What is good faith in contractual dealings?

Good faith is a principle that requires parties to act honestly, fairly, and with integrity in their contractual relationships, ensuring transparency, fairness, and trust.

Is good faith explicitly stated in contracts?

While not always explicitly stated, good faith is often implied in contracts, governing parties' behavior and expectations.

What are the legal implications of good faith?

Good faith includes an implied duty of fair dealing, influencing contract interpretation, remedies for breach, and court interventions.

How does good faith apply in contract negotiations?

Good faith requires parties to negotiate honestly, transparently, and with a willingness to reach mutually beneficial agreements.

What is the role of good faith in contract performance?

Good faith entails fulfilling contractual obligations promptly, honestly, and diligently, aligning with the contract's purpose and objectives.

How does good faith foster positive relationships?

Good faith builds trust, promotes cooperation, and reduces conflict by demonstrating honesty, fairness, and integrity in contractual dealings.

What challenges may arise in applying good faith?

Challenges include subjectivity, differing interpretations, and difficulty in proving breaches of good faith.
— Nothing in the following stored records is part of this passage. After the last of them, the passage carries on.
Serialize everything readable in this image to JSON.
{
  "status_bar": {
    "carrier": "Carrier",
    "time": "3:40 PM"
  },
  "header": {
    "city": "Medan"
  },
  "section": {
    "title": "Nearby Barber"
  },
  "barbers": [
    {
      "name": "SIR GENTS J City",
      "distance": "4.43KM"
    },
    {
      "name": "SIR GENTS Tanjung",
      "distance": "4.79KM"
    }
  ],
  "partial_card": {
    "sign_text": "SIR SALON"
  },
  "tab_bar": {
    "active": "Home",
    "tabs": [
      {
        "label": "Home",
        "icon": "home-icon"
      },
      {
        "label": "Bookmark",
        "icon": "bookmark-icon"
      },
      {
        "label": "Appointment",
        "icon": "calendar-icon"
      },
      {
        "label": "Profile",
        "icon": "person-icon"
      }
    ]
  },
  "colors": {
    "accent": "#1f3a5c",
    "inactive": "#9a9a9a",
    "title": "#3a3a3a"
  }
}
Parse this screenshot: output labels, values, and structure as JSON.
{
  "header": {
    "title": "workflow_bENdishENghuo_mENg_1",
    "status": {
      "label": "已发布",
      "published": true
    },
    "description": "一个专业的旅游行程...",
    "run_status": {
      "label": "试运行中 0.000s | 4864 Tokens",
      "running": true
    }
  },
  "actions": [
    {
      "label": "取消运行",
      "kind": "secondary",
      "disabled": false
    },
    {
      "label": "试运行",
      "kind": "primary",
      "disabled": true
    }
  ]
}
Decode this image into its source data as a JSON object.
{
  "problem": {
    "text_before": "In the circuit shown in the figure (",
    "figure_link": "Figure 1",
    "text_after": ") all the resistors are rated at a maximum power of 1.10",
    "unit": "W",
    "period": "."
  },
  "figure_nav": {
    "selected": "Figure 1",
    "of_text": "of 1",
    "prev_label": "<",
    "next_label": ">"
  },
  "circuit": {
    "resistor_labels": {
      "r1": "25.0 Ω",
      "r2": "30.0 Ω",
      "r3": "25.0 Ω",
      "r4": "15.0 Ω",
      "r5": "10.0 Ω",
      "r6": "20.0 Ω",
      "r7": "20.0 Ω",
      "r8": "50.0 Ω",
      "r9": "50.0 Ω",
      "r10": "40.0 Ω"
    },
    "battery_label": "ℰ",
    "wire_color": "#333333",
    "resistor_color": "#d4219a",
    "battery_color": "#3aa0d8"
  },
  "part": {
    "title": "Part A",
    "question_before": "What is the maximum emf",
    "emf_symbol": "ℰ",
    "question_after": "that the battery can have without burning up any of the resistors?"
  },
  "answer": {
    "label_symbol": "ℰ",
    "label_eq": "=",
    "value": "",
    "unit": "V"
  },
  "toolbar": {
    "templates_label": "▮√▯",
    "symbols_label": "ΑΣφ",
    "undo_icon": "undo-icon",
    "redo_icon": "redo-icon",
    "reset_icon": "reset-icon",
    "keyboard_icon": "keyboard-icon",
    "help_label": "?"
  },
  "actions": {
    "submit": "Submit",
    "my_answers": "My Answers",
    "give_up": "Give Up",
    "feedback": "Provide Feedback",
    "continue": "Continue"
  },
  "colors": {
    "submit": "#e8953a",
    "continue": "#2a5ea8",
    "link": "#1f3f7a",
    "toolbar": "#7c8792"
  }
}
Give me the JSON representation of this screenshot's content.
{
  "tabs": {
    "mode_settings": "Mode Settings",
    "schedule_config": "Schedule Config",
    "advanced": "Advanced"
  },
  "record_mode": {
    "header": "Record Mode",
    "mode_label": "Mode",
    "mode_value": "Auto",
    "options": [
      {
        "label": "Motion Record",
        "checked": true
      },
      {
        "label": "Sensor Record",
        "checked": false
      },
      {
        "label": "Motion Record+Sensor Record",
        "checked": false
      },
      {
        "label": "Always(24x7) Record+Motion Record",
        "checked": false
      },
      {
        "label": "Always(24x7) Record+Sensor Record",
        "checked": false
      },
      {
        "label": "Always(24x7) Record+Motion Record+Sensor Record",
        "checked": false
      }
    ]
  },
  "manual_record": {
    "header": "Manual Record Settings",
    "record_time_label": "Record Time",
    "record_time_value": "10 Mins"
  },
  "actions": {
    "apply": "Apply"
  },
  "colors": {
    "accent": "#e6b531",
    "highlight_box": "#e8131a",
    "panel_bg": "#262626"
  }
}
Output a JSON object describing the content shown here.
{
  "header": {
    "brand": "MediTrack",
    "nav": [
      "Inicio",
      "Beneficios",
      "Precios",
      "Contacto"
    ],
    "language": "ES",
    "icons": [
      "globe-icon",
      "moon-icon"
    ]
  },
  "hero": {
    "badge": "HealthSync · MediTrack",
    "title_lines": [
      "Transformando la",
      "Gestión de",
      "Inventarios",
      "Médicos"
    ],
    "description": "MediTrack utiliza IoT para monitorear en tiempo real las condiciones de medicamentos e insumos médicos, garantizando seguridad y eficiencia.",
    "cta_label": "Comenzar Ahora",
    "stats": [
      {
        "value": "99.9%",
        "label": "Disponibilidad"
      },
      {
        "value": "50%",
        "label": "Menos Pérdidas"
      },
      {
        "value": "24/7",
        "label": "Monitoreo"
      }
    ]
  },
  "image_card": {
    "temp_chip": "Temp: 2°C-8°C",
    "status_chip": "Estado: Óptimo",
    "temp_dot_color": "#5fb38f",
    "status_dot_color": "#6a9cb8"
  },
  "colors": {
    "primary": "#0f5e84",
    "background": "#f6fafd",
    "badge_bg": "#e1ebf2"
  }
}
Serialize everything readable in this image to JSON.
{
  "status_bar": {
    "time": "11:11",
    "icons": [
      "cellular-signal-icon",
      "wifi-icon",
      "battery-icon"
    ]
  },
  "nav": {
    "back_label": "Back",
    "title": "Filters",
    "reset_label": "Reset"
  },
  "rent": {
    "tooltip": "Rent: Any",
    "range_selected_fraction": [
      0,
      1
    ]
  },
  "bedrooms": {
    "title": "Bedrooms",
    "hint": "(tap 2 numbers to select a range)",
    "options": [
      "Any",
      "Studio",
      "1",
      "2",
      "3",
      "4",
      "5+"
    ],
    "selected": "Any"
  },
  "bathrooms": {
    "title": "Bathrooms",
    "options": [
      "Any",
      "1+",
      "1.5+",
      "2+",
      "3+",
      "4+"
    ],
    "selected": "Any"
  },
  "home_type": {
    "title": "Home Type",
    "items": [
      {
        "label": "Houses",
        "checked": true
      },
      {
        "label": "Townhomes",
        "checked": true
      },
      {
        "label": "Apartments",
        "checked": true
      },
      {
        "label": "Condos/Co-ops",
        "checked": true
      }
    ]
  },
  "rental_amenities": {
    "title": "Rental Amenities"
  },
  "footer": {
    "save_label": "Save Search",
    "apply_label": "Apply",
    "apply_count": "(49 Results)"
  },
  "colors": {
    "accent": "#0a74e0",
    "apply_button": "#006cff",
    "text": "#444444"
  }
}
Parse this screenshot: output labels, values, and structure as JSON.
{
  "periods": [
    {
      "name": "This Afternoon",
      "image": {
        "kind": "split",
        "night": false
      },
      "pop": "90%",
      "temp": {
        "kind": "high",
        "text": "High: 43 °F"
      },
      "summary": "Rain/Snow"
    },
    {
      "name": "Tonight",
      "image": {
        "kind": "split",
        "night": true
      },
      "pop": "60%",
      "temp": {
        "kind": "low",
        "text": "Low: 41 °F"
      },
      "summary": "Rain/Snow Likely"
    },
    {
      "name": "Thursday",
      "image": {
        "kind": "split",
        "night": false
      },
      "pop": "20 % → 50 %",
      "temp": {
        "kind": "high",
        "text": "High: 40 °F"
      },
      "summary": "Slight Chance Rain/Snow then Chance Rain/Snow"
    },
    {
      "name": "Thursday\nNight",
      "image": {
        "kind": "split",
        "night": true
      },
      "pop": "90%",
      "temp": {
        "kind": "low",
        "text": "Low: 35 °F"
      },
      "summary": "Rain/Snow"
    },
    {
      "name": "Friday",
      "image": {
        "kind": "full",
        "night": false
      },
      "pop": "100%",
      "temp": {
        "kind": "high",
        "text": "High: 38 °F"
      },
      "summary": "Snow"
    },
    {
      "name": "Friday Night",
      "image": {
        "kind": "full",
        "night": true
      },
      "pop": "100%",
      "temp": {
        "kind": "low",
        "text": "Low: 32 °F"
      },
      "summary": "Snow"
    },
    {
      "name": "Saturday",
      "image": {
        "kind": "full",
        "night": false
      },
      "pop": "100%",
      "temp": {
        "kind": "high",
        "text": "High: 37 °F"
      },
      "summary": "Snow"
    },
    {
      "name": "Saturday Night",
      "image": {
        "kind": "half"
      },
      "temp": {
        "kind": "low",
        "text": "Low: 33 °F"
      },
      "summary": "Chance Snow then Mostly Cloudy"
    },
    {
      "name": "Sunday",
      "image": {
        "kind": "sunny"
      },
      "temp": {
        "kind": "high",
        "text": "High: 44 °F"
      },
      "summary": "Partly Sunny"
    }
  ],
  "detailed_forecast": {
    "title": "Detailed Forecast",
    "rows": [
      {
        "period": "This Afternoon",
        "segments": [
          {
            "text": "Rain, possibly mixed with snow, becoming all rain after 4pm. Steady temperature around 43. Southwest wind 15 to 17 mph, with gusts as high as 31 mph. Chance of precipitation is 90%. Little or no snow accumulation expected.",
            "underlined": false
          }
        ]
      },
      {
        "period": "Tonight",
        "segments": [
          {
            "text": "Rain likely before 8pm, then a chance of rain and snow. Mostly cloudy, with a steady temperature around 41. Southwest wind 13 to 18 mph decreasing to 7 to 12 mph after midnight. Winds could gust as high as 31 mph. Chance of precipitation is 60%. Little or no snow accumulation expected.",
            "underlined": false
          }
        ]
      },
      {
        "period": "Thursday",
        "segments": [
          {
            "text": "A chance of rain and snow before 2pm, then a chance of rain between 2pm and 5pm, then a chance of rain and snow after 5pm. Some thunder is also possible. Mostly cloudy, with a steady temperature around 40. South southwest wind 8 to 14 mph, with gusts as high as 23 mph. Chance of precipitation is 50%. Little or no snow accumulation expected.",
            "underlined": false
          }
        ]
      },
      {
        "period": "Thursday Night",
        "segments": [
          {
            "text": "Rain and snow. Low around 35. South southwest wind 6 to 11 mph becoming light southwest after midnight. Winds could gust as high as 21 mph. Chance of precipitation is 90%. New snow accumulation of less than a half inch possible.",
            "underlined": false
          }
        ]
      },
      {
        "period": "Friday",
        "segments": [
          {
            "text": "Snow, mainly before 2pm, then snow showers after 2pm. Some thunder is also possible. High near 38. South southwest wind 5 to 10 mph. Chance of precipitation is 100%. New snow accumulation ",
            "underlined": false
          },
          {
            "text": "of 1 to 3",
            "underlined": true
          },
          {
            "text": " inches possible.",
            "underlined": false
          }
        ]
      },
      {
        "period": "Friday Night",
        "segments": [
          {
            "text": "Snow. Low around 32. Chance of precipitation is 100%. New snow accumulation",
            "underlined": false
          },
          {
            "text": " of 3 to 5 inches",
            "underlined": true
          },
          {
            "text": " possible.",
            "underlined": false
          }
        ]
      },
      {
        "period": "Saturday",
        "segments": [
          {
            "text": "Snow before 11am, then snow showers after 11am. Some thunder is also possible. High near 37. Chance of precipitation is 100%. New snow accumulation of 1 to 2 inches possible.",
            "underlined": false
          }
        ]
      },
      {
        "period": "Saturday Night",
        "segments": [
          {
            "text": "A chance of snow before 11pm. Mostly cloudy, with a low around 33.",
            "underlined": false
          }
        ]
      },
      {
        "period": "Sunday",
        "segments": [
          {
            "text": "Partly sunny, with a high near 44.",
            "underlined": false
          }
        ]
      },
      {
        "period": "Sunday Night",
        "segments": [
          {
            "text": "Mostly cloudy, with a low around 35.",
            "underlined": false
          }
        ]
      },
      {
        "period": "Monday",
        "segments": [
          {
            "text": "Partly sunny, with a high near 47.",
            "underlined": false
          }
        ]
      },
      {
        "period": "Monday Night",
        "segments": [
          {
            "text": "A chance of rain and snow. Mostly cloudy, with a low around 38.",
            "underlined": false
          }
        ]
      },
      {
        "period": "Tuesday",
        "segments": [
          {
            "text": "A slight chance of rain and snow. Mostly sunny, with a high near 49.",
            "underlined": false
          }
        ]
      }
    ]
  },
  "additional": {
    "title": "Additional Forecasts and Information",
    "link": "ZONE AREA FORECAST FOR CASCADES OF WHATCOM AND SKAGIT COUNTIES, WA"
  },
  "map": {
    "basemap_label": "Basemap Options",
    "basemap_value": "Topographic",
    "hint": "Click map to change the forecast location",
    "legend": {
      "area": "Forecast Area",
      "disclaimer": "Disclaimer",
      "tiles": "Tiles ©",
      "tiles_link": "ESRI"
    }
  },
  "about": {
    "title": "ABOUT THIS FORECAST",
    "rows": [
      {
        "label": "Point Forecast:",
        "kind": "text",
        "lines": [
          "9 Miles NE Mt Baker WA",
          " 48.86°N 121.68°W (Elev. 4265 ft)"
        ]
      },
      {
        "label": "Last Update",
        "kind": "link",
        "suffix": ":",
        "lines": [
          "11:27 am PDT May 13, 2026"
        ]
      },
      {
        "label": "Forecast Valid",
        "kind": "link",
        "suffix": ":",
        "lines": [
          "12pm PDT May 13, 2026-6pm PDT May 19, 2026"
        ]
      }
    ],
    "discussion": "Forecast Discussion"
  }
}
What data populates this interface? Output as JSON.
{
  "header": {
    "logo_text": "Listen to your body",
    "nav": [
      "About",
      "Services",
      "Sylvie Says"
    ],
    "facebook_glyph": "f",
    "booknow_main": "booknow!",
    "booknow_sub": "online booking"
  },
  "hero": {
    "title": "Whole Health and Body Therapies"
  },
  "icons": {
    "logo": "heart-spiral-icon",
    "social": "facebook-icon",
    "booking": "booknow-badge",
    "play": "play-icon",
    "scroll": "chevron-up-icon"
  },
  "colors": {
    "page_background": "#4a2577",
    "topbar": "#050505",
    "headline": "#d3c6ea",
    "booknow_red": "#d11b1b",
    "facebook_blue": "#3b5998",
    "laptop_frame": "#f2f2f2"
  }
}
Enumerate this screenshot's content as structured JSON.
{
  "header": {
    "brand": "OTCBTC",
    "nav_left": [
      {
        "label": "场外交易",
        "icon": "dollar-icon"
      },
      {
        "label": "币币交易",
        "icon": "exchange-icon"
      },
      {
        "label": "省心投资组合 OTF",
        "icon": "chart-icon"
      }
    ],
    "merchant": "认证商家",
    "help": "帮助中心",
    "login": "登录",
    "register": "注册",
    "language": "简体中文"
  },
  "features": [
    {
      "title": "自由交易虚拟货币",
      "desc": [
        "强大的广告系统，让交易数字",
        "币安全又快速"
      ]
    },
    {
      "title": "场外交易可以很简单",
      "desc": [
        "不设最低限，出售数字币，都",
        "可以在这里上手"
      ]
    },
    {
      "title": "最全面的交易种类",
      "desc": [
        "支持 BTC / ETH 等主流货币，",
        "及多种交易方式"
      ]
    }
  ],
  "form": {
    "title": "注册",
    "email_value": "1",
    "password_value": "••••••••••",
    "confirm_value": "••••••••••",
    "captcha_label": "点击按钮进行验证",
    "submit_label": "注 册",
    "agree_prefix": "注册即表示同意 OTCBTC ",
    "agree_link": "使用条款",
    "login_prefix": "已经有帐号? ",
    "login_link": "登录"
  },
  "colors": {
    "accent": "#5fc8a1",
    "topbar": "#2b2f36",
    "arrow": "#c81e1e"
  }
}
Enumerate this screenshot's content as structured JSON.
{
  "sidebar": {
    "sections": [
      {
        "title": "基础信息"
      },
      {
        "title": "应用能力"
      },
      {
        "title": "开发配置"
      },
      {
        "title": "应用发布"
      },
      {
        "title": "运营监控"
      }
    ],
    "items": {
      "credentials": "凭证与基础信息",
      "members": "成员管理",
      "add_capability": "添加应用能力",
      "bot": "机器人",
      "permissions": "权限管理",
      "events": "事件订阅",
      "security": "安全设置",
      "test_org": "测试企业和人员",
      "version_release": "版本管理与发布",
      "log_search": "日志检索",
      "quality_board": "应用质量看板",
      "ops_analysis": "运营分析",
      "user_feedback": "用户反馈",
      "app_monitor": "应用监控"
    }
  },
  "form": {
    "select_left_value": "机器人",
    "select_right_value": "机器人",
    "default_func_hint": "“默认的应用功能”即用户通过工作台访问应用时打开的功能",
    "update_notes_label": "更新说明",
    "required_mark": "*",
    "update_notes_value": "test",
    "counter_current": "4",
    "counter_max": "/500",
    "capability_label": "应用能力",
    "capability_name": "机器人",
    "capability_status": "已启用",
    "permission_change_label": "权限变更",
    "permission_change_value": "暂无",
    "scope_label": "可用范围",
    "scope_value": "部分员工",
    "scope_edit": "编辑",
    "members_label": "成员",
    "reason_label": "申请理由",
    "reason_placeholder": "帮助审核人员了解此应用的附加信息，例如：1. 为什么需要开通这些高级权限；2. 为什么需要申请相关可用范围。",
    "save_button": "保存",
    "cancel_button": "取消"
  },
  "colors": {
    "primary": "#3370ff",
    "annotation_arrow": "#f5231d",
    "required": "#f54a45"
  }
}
Is good faith enforceable in legal disputes?

While recognized, proving breaches of good faith can be challenging, requiring clear evidence of bad faith behavior.

Can good faith prevent conflicts in contracts?

Yes, acting in good faith can minimize conflicts, misunderstandings, and disputes, fostering amicable resolution through negotiation or mediation.

How does good faith contribute to sustainable business relationships?

Good faith promotes integrity, respect, and cooperation, fostering positive relationships and contributing to long-term business success.

Are there specific guidelines for demonstrating good faith?

While there are no strict guidelines, good faith involves honesty, reasonableness, and fairness in all aspects of contractual dealings.

What happens if one party fails to act in good faith?

Breaches of good faith may lead to legal remedies, such as damages or specific performance, depending on the circumstances.

Can good faith be culturally influenced?

Yes, perceptions of good faith may vary culturally, socially, and within different industries, leading to differing interpretations and expectations.

How can parties demonstrate good faith in negotiations?

Parties can demonstrate good faith by being transparent, honest, and cooperative, seeking mutually beneficial solutions and avoiding deceptive tactics.

Is good faith applicable to all types of contracts?

Yes, good faith applies to all contractual relationships, regardless of the nature or complexity of the transaction.

What role does good faith play in contract interpretation?

Good faith influences how courts interpret ambiguous terms, ensuring fairness and adherence to the parties' reasonable expectations.

Can parties waive the duty of good faith in contracts?

In some jurisdictions, parties may waive or limit the duty of good faith, but this is subject to legal scrutiny and may not always be enforceable.

How can businesses integrate good faith into their corporate culture?

Businesses can promote ethical behavior, transparency, and integrity, emphasizing the importance of good faith in all dealings.

What are the consequences of acting in bad faith?

Acting in bad faith may damage relationships, lead to legal disputes, and tarnish a party's reputation, resulting in financial and reputational losses.

Can good faith be a factor in determining contract enforceability?

Yes, courts may consider the parties' conduct and adherence to good faith principles when determining the enforceability of contracts.